The project also includes a conveyor link bridge from the north eastern corner of the building to transfer stock to the existing Next warehouse, across Holme Wood Lane.
The bridge will be a four span 120m-long structure formed with a series of trusses to accommodate the double deck configuration. The lower deck will feature conveyor belts for transporting goods, while the upper deck will be a pedestrian thoroughfare for the workers.
The 40-acre site will accommodate 394 car parking spaces, including 21 disabled spaces, which are to be located on the western part of the site. Twenty five covered parking spaces will also be provided, while 48 HGV parking spaces are to be provided to the northern side of the building within the dispatch yard, together with 15 trailer box parking spaces and 55 loading bays.
Billington CEO Mark Smith, said: “The construction of a distribution warehouse on such a large scale involves a great deal of complex planning.
“The fact that Bowmer & Kirkland has once again chosen Billington Structures to provide the structural steelwork for one of their most significant and prestigious projects, and indeed clients in Next, is testament to Billington’s quality, reliability and performance.”
Summing up the project Bowmer & Kirkland Project Manager Ben Howard says: “Erection of a 25m high distribution facility, with ancillary offices and building services, doesn’t come without its own challenges.
“Early access dates and a tight overall schedule dictate a correctly sequenced approach by ourselves, which guarantees a defined outcome for our client.
“Utilising specialist contractors in their own fields early on is essential for the co-ordination of design, erection sequencing and programming alongside interfacing elements. This gives us the best opportunity for a achieving our project goals.”
The Next distribution centre is due to be complete by early 2016.
Billington Structures erected the main frame for the Next distribution centre in 14 weeks. In order to not clash with the site’s other trades, the company then erected the mezzanine floors on a return visit later in the programme.
Prior to the steel erection starting, Billington had already begun its onsite preparation work and had started stockpiling steelwork.
“The columns are 25m long and up to 9t each, so we could only transport them on a truck to site two at a time,” explains Billington Structures Contracts Director Brian Turton.
“That’s why it’s important to have steel deliveries carefully co-ordinated and steel stockpiled on site in the respective working areas… to ensure that we could give continuity for the erection teams on site.”
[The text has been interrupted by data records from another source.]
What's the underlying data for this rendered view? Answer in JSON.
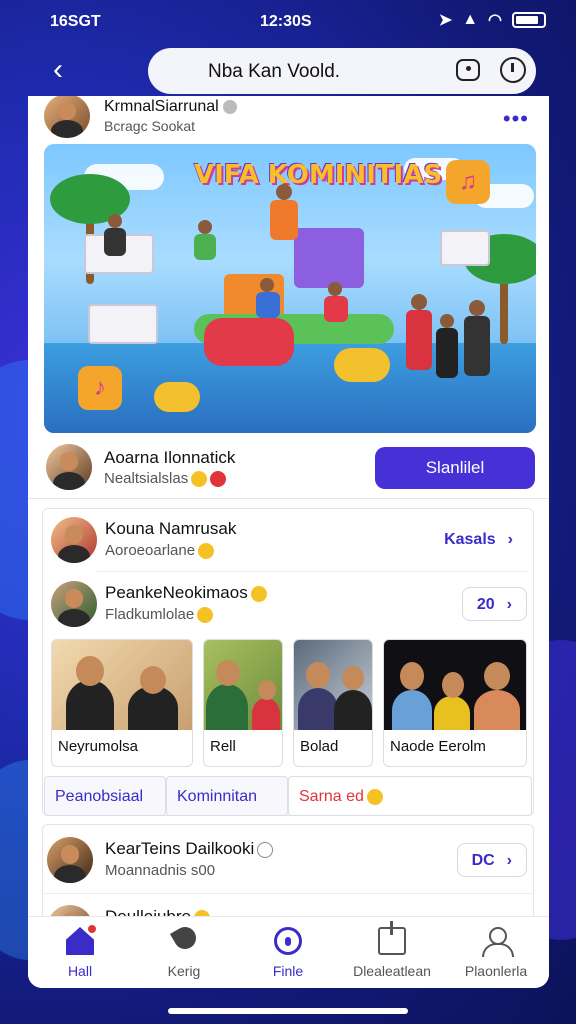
{
  "status": {
    "left": "16SGT",
    "center": "12:30S"
  },
  "topbar": {
    "title": "Nba Kan Voold."
  },
  "header": {
    "name": "KrmnalSiarrunal",
    "sub": "Bcragc Sookat"
  },
  "banner": {
    "title": "VIFA KOMINITIAS"
  },
  "row1": {
    "name": "Aoarna Ilonnatick",
    "sub": "Nealtsialslas",
    "button": "Slanlilel"
  },
  "list": [
    {
      "name": "Kouna Namrusak",
      "sub": "Aoroeoarlane",
      "action": "Kasals"
    },
    {
      "name": "PeankeNeokimaos",
      "sub": "Fladkumlolae",
      "action": "20"
    }
  ],
  "photos": [
    {
      "caption": "Neyrumolsa"
    },
    {
      "caption": "Rell"
    },
    {
      "caption": "Bolad"
    },
    {
      "caption": "Naode Eerolm"
    }
  ],
  "tabs": [
    {
      "label": "Peanobsiaal"
    },
    {
      "label": "Kominnitan"
    },
    {
      "label": "Sarna ed"
    }
  ],
  "list2": [
    {
      "name": "KearTeins Dailkooki",
      "sub": "Moannadnis s00",
      "action": "DC"
    },
    {
      "name": "Deulloiubre",
      "sub": ""
    }
  ],
  "nav": [
    {
      "label": "Hall"
    },
    {
      "label": "Kerig"
    },
    {
      "label": "Finle"
    },
    {
      "label": "Dlealeatlean"
    },
    {
      "label": "Plaonlerla"
    }
  ],
  "colors": {
    "accent": "#4630d6",
    "link": "#3b2bc8",
    "alert": "#e0343a"
  }
}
The portal rafters were brought to site in two sections and then erected in pairs. Using two mobile cranes, the rafters were lifted into place, bolted to their respective columns and then bolted together at midpoint before being released from the cranes.